What you will do: Go through the data and copy each line where the word "Content" shows up.

[Records from a dataset]
+ + +
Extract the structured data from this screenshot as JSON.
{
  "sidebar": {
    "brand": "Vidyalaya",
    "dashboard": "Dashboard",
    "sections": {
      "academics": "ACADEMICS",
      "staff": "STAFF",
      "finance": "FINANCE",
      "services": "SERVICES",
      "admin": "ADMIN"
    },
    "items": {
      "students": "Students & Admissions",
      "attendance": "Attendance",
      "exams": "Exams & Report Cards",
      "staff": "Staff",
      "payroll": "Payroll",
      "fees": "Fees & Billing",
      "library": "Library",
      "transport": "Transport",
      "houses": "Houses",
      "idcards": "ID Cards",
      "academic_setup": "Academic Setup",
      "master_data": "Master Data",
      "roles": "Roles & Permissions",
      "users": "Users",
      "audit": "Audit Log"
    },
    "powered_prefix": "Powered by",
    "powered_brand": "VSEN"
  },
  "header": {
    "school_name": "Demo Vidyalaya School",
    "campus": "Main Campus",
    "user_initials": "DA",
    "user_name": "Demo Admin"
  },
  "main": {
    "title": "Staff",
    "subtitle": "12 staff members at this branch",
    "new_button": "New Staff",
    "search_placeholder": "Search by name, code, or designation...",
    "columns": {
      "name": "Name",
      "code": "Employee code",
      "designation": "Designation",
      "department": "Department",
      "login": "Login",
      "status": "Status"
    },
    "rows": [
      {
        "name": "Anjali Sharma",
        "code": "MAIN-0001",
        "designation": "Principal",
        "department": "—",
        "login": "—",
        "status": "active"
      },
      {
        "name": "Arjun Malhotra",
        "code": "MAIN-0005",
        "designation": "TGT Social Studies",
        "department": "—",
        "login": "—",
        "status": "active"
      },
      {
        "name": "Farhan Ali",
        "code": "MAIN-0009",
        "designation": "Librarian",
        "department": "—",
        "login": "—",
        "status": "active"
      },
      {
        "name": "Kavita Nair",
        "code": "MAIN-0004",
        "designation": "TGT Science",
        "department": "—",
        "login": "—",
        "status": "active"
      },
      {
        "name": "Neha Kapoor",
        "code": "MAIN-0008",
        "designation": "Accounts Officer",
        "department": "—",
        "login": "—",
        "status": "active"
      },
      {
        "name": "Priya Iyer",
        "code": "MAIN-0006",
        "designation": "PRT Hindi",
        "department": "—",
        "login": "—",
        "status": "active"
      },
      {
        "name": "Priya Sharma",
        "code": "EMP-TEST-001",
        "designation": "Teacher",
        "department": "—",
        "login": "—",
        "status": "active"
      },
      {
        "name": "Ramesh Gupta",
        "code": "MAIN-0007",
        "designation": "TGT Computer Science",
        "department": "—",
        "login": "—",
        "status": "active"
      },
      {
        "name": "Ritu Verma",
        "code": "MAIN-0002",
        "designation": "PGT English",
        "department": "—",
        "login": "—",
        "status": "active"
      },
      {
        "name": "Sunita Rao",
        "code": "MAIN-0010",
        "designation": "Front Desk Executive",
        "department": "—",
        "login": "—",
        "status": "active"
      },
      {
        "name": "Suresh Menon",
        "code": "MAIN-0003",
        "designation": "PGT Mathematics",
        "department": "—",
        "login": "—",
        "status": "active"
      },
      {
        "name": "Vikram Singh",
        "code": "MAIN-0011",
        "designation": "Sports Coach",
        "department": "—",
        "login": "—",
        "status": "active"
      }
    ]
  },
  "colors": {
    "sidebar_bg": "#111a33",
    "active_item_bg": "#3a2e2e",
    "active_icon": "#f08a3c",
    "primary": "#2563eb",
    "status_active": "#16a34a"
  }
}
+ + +
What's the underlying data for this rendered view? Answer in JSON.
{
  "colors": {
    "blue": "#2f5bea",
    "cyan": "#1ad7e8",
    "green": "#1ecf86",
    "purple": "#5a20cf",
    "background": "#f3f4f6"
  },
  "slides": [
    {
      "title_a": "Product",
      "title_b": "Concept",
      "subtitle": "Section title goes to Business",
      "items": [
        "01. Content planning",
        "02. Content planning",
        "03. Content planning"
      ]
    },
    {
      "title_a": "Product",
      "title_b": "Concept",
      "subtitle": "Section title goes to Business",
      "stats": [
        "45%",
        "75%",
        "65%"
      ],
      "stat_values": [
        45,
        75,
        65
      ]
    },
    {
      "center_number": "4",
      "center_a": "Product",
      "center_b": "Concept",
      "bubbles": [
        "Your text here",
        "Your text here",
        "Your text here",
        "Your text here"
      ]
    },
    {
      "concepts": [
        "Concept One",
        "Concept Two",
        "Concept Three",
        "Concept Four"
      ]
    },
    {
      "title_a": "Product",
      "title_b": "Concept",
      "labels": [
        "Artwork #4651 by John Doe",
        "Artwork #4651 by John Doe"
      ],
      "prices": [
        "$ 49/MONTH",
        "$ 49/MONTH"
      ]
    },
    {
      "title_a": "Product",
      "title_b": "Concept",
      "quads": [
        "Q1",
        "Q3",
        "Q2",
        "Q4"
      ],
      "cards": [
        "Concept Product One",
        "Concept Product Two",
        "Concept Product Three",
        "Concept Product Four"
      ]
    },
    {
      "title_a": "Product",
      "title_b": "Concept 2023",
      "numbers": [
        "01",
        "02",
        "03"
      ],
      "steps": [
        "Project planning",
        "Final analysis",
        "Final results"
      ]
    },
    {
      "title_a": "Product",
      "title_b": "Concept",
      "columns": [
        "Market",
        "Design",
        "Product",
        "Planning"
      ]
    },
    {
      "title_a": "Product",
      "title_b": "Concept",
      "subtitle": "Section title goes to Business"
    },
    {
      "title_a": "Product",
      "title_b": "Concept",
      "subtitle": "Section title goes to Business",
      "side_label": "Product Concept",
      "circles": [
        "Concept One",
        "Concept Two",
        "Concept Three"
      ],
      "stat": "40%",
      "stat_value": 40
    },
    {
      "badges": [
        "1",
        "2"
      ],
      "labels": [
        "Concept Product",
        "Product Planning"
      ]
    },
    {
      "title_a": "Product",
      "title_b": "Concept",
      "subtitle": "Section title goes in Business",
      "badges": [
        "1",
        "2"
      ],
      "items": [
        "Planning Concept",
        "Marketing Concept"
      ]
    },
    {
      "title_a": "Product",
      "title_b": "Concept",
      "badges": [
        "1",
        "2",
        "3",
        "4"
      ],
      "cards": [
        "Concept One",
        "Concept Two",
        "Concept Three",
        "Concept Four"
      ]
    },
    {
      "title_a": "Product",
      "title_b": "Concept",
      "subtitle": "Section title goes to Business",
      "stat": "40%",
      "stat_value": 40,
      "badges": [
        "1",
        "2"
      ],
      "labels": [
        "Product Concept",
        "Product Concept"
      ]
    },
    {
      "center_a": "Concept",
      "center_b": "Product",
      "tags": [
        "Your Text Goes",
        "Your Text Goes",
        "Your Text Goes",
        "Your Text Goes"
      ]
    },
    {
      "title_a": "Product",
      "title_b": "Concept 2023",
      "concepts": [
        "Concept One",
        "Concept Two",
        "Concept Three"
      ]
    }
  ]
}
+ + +
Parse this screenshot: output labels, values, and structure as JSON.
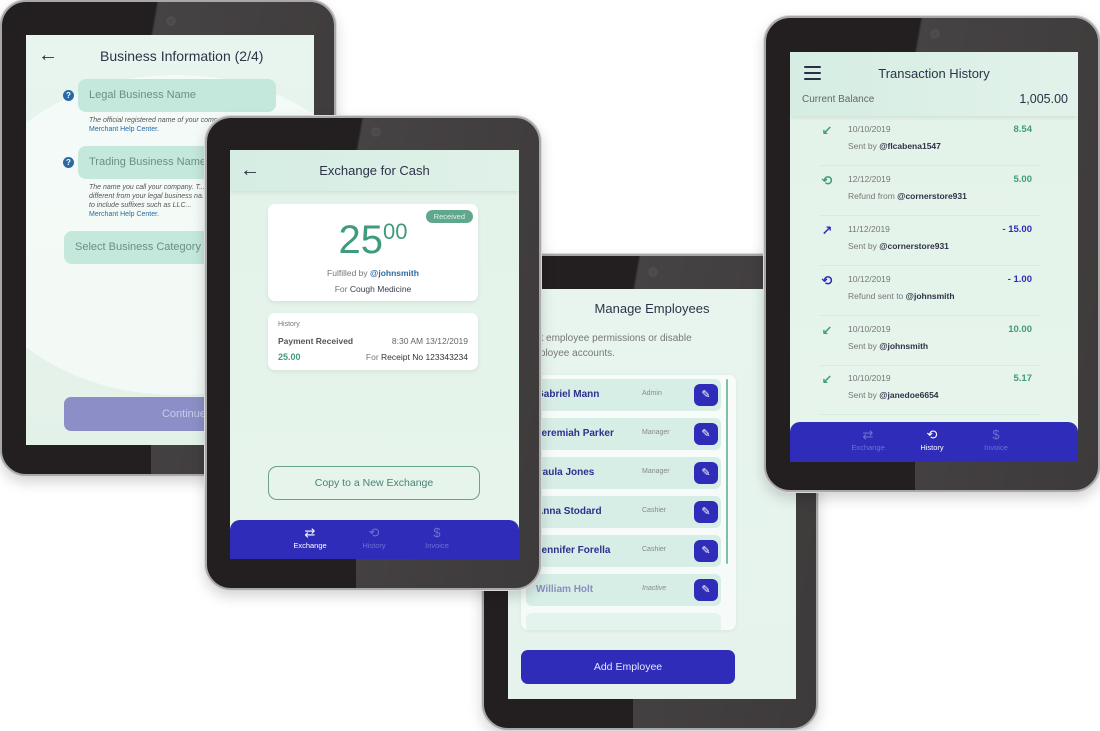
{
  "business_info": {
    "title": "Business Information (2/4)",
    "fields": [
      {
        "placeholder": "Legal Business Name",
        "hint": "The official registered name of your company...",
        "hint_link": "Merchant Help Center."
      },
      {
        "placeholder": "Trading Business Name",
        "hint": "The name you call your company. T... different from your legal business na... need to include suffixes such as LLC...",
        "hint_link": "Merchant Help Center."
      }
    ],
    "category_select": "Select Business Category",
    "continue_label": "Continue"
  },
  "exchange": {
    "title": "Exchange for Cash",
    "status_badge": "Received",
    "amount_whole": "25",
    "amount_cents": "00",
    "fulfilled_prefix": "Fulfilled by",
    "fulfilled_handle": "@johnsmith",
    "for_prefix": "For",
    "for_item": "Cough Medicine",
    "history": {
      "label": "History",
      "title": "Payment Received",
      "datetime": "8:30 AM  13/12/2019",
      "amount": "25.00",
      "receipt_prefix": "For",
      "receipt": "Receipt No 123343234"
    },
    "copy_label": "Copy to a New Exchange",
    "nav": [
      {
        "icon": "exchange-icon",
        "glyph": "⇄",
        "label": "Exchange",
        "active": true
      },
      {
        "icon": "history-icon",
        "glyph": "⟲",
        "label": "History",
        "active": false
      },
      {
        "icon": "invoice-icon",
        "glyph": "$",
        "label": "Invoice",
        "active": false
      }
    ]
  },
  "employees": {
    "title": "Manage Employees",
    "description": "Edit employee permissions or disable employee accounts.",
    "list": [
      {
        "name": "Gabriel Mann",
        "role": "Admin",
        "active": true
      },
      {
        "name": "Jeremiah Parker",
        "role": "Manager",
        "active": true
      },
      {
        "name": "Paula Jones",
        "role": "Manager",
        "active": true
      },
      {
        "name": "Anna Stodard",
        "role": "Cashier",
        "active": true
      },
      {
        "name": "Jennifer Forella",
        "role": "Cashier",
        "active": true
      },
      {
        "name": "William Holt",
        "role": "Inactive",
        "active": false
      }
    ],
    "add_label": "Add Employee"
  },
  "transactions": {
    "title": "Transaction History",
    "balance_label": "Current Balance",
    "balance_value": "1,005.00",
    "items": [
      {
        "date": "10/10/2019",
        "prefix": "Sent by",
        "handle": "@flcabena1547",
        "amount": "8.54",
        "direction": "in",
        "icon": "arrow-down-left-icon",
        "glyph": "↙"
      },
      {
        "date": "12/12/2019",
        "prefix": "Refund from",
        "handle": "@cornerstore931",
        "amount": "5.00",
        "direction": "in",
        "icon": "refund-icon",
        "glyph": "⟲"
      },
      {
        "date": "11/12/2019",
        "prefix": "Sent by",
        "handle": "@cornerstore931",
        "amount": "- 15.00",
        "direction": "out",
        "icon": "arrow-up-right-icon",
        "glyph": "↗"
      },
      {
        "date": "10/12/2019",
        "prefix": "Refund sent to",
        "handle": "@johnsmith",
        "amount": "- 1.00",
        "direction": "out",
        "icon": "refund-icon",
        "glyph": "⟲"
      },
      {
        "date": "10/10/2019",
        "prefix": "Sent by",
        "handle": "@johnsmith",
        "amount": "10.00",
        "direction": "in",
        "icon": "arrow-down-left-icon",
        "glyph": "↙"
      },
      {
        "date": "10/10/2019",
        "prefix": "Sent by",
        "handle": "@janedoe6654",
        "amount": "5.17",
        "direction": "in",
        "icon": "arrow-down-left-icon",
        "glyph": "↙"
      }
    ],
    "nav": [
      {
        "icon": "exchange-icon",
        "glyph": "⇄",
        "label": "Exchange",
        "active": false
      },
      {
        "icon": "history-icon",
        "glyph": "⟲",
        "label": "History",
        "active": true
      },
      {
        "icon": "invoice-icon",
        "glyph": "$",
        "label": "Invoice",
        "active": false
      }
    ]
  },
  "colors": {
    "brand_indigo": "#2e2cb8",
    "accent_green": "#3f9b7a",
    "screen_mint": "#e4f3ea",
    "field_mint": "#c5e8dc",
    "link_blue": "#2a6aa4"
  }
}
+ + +
Reply:
        "01. Content planning",
        "02. Content planning",
        "03. Content planning"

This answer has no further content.